First, it's important to understand how Azure AD synchronizes your directory through the SCIM connector before going ahead with a migration. In this guide, we've changed the default mapping between Azure AD object properties and SCIM properties. One of these is the
externalId SCIM property, which represents a unique identifier from an external system, so it must be opaque for WorkflowGen. This guide has you change this mapping from
displayName in Azure AD to
objectId. In WorkflowGen,
externalId maps to a user's
systemIdentifier property; therefore, the
objectId value from Azure AD is being provisioned into the
systemIdentifier value in WorkflowGen.
Second, Azure AD begins the synchronization by interrogating the SCIM connector to find existing users. It begins by sending GET requests with its
objectId values. Since WorkflowGen doesn't have any
Id that corresponds to Azure AD's
objectId, it will always fail with a
404 NOT FOUND error.

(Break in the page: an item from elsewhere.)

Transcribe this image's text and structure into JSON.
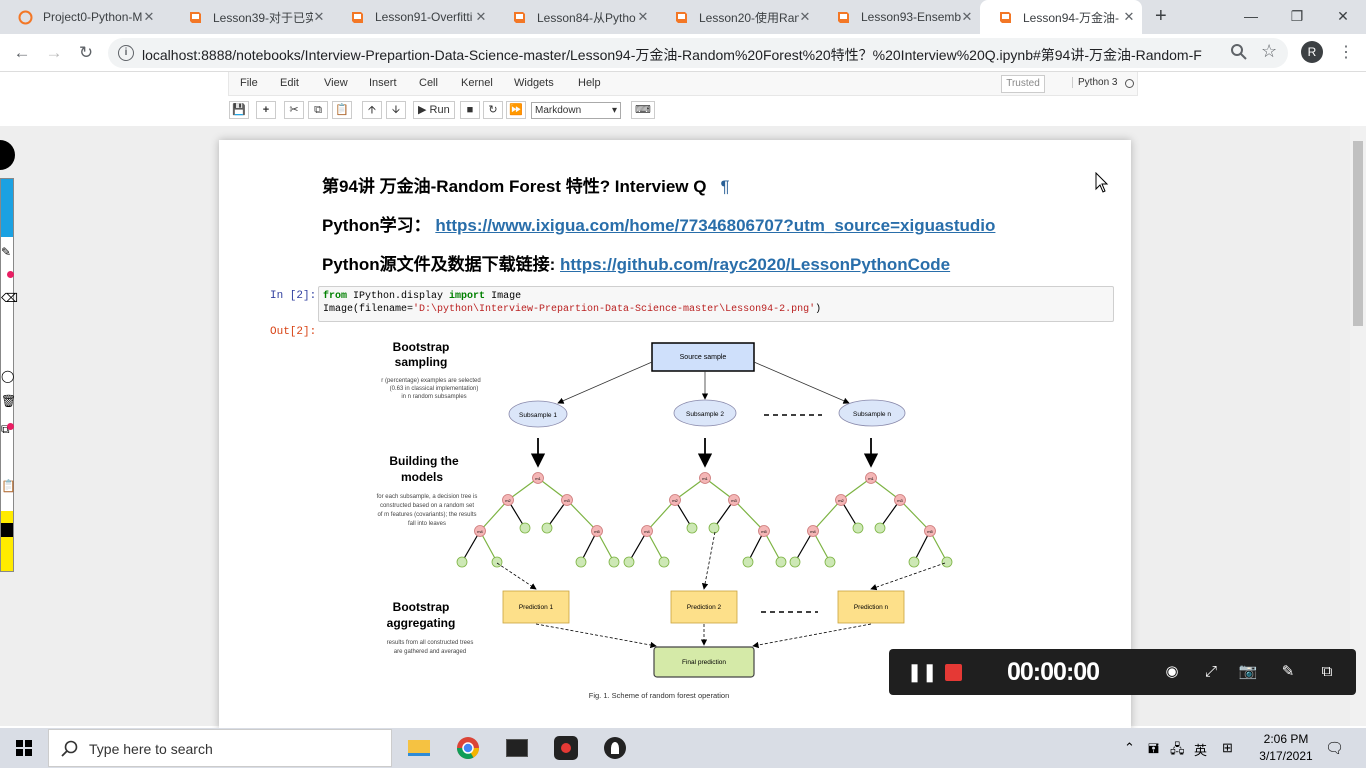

Then, it sends GET requests but with a filter on
externalId, and this time, it will find users in WorkflowGen if their
systemIdentifier matches a user's
objectId in Azure AD.
Deactivate the classic Active Directory synchronization connector.
Create a new Azure SCIM v2 directory connector.
Move the users and groups already in Azure AD from other existing WorkflowGen directories to the SCIM directory.
Create a script that will update users and groups in the SCIM directory with their
systemIdentifier properties set to their corresponding Azure AD
This example contains an algorithm that links users and groups to Azure AD:
groups = fetch_groups_from_azure()for group in groups:for user in group.users:wfgUser = fetch_wfg_user_with_key(user.something)wfgUser.systemIdentifier = user.objectIdupdate(wfgUser)wfgGroup = fetch_wfg_group_with_key(group.something)wfgGroup.systemIdentifier = group.objectIdupdate(wfgGroup)
This example contains an algorithm that links only users to Azure AD:
users = fetch_users_from_azure()for user in users:wfgUser = fetch_wfg_user_with_key(user.something)wfgUser.systemIdentifier = user.objectIdupdate(wfgUser)